**TO DO**
Pick out the lines below that contain the string "GOLD" and copy them all.

Dataset rows for apps and sites
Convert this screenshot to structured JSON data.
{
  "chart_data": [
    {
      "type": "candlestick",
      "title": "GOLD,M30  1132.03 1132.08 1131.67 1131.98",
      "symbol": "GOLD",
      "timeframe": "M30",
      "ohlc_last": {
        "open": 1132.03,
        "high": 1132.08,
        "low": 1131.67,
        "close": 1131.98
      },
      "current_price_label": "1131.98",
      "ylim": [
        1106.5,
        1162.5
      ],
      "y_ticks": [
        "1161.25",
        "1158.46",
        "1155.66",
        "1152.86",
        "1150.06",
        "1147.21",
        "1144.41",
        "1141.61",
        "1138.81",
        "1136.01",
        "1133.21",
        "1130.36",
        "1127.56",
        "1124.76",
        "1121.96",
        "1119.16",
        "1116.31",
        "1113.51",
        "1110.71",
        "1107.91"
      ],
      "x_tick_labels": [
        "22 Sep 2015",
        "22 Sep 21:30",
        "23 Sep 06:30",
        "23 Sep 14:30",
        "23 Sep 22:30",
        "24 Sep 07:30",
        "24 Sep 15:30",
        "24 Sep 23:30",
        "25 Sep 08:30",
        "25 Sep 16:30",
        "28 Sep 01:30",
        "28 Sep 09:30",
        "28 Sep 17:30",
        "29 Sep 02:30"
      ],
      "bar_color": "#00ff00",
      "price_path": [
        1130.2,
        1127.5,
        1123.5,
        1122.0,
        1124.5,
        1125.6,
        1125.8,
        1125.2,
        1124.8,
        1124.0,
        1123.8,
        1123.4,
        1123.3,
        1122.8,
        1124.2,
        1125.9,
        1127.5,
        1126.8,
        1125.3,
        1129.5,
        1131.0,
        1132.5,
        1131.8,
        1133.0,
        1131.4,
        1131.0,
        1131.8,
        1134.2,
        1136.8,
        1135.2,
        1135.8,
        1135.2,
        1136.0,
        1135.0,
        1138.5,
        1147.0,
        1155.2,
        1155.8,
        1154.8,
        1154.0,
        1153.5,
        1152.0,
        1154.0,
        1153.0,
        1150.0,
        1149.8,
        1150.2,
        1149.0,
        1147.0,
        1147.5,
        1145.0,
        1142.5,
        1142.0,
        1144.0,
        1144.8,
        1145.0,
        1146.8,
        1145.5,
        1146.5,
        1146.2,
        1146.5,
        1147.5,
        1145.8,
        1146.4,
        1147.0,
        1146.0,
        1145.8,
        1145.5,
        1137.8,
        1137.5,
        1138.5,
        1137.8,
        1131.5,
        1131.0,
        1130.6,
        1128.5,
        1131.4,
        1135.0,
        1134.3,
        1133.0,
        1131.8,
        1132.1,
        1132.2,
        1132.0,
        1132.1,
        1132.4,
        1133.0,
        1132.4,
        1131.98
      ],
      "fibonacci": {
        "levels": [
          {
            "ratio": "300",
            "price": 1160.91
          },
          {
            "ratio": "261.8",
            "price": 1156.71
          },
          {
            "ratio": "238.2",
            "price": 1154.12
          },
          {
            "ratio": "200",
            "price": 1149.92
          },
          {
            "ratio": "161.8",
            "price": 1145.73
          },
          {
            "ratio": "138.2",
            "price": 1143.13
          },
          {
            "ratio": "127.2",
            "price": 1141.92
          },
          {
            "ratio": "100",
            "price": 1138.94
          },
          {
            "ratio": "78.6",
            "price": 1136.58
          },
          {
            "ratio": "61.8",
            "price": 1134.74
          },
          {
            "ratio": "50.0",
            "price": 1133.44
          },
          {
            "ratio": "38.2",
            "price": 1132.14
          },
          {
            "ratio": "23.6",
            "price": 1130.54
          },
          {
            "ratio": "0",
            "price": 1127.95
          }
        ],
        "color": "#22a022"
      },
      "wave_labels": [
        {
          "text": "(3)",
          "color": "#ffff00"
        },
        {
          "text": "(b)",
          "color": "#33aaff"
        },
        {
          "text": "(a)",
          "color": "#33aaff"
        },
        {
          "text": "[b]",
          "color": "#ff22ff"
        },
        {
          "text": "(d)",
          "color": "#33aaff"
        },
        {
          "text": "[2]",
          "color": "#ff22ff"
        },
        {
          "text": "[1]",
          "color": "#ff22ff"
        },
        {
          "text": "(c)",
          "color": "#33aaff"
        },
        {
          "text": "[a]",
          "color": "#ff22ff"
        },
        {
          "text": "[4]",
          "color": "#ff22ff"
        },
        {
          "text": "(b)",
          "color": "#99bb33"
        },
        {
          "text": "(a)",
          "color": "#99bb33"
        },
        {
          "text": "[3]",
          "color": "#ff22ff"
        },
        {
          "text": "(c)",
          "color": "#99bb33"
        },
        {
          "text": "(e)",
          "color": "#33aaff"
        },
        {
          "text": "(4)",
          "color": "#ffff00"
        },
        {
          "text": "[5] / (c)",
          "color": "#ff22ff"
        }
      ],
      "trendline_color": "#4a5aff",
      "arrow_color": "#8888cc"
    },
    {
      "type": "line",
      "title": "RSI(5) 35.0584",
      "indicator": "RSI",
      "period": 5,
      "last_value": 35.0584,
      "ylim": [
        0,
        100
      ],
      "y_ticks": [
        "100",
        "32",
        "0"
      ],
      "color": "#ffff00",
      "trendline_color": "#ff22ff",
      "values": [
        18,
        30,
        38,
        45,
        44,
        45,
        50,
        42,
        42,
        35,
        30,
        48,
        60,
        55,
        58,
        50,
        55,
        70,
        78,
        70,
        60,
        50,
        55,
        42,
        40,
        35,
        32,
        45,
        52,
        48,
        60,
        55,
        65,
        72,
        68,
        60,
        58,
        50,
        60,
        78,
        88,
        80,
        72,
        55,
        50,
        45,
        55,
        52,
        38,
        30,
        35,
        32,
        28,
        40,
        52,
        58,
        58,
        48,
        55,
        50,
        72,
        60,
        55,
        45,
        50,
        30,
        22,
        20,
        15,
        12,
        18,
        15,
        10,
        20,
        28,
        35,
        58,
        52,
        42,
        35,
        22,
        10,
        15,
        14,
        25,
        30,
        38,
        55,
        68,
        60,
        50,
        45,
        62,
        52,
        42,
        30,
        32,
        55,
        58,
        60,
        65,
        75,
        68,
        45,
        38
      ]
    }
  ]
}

**COMPLETED EXERCISE**
      "title": "GOLD,M30  1132.03 1132.08 1131.67 1131.98",
      "symbol": "GOLD",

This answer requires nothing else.